The Marshall transfer program leads to a BA in Business Administration, with options in Accounting, Economics, Economics with International Economics Concentration, Finance, Management, Management-Health Care Concentration, Management Information Systems, Marketing, and Marketing with a Business Logistics Concentration.

The Morehead transfer program for a BA in Business Administration has options in Accounting, Business and Information Technology Education, Computer Information Systems, Economics, Finance, Management, Marketing and Real Estate.

The Shawnee transfer program for a BA in Business has options in Accounting, General Business and Health Management.

Business students may also transfer to the University of Kentucky, Eastern Kentucky University and other universities and four-year colleges. By working with an advisor, students can select courses that will transfer to their chosen institution.


Connection to Business Careers

There are area jobs available for business graduates, according to Davis. “Our graduates have jobs in the banking industry, with local governments and in accounting firms, and some are entrepreneurs and are running their own businesses.”

“At ACTC, I received a quality, practical, real-world education close to home and one that was easy on the wallet,” Jessica Lucas said.” I feel that my 2-year experience at ACTC prepared me more for small business ownership than my total undergraduate experience did, as a whole.”

“ACTC provides students an opportunity to get a quality education that is clearly linked to the human resource needs of business and industry,” said Dr. Larry A. Ferguson, ACTC Dean of Community, Workforce and Economic Development .

“ACTC graduates typically rank much higher on initial screening processes for positions we offer for hire,” Ferguson said.  “They also tend to perform very positively during the interview process and are solid performers once in the position.”

The business environment is constantly changing – and the program must keep up.  “We have a great advisory board and its input is invaluable,” Davis said. “The advisors keep us abreast of skill sets that are in demand so that we can incorporate these skills into our teaching.”

“Businesses can always use good employees,” said Terry S. Kidd, President/C.E.O. Bluegrass Community Federal Credit Union and an Advisory Board member.  “In order to accomplish this, we provide a link between good students that would make good employees and the employers.”  The Board helps keep the program updated on the ever-changing environment.

“I would recommend the Business Administration program to anyone who wants to make a change,” said Samantha Smith. “Not only do I learn about how businesses and management work, I also learn how to make any and everything I do a successful endeavor.”

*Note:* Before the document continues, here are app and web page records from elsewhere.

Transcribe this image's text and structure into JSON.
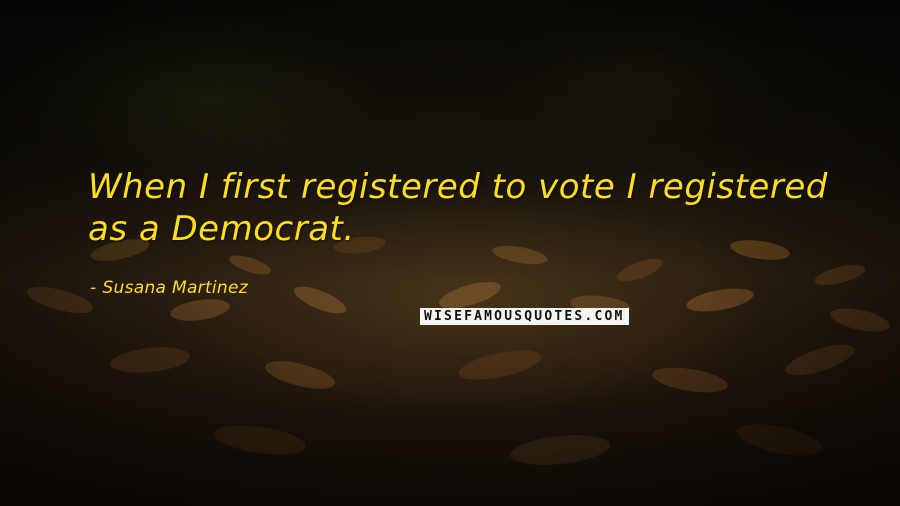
{
  "quote": {
    "text": "When I first registered to vote I registered as a Democrat.",
    "color": "#ffde1e"
  },
  "author": {
    "dash": "-",
    "name": "Susana Martinez"
  },
  "watermark": {
    "text": "WISEFAMOUSQUOTES.COM"
  },
  "background": {
    "description_colors": [
      "#15110a",
      "#2a1f12",
      "#8a5a24"
    ]
  }
}
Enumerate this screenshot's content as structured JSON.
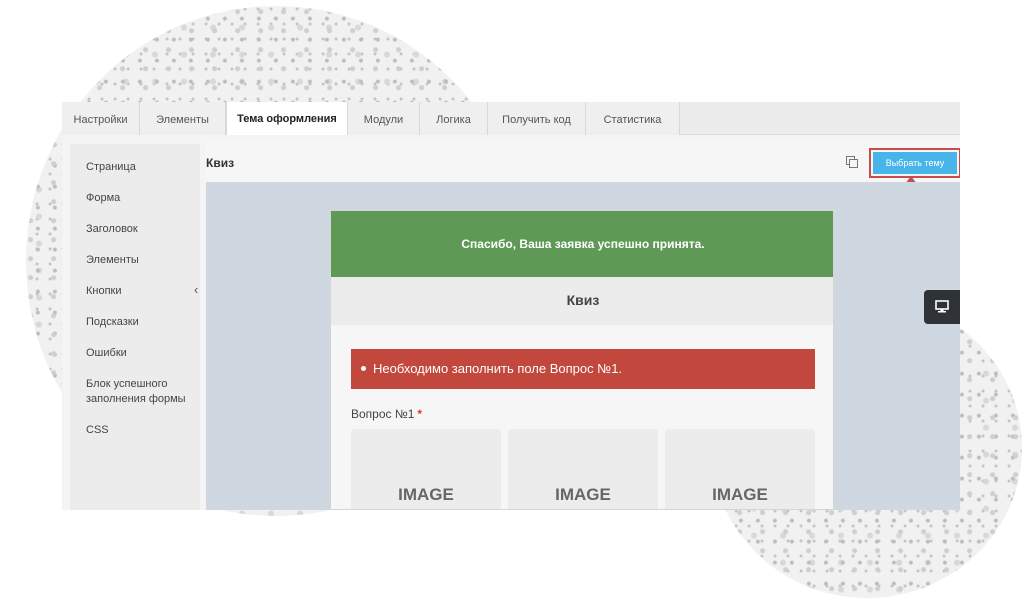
{
  "tabs": [
    {
      "label": "Настройки",
      "active": false
    },
    {
      "label": "Элементы",
      "active": false
    },
    {
      "label": "Тема оформления",
      "active": true
    },
    {
      "label": "Модули",
      "active": false
    },
    {
      "label": "Логика",
      "active": false
    },
    {
      "label": "Получить код",
      "active": false
    },
    {
      "label": "Статистика",
      "active": false
    }
  ],
  "sidebar": {
    "items": [
      {
        "label": "Страница"
      },
      {
        "label": "Форма"
      },
      {
        "label": "Заголовок"
      },
      {
        "label": "Элементы"
      },
      {
        "label": "Кнопки"
      },
      {
        "label": "Подсказки"
      },
      {
        "label": "Ошибки"
      },
      {
        "label": "Блок успешного заполнения формы"
      },
      {
        "label": "CSS"
      }
    ],
    "chevron": "‹"
  },
  "main": {
    "title": "Квиз",
    "copy_icon": "copy-icon",
    "theme_button_label": "Выбрать тему"
  },
  "preview": {
    "success_message": "Спасибо, Ваша заявка успешно принята.",
    "quiz_title": "Квиз",
    "error_message": "Необходимо заполнить поле Вопрос №1.",
    "question_label": "Вопрос №1",
    "required_mark": "*",
    "image_cards": [
      {
        "label": "IMAGE"
      },
      {
        "label": "IMAGE"
      },
      {
        "label": "IMAGE"
      }
    ]
  },
  "device_icon": "monitor-icon",
  "colors": {
    "accent": "#47b4ea",
    "success": "#5e9a55",
    "error": "#c2473d",
    "highlight": "#c94b4b",
    "preview_bg": "#cfd7e0"
  }
}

“ACTC has inspired me to become involved in my education and my community as well as with other students,” Smith added.  As part of the college’s peer mentoring program, she helps other students with the information and skills that they need to succeed.

New students can start on their general education classes this summer. For more information on business program options, contact John Davis, 606-326-2498, email: This email address is being protected from spambots. You need JavaScript enabled to view it..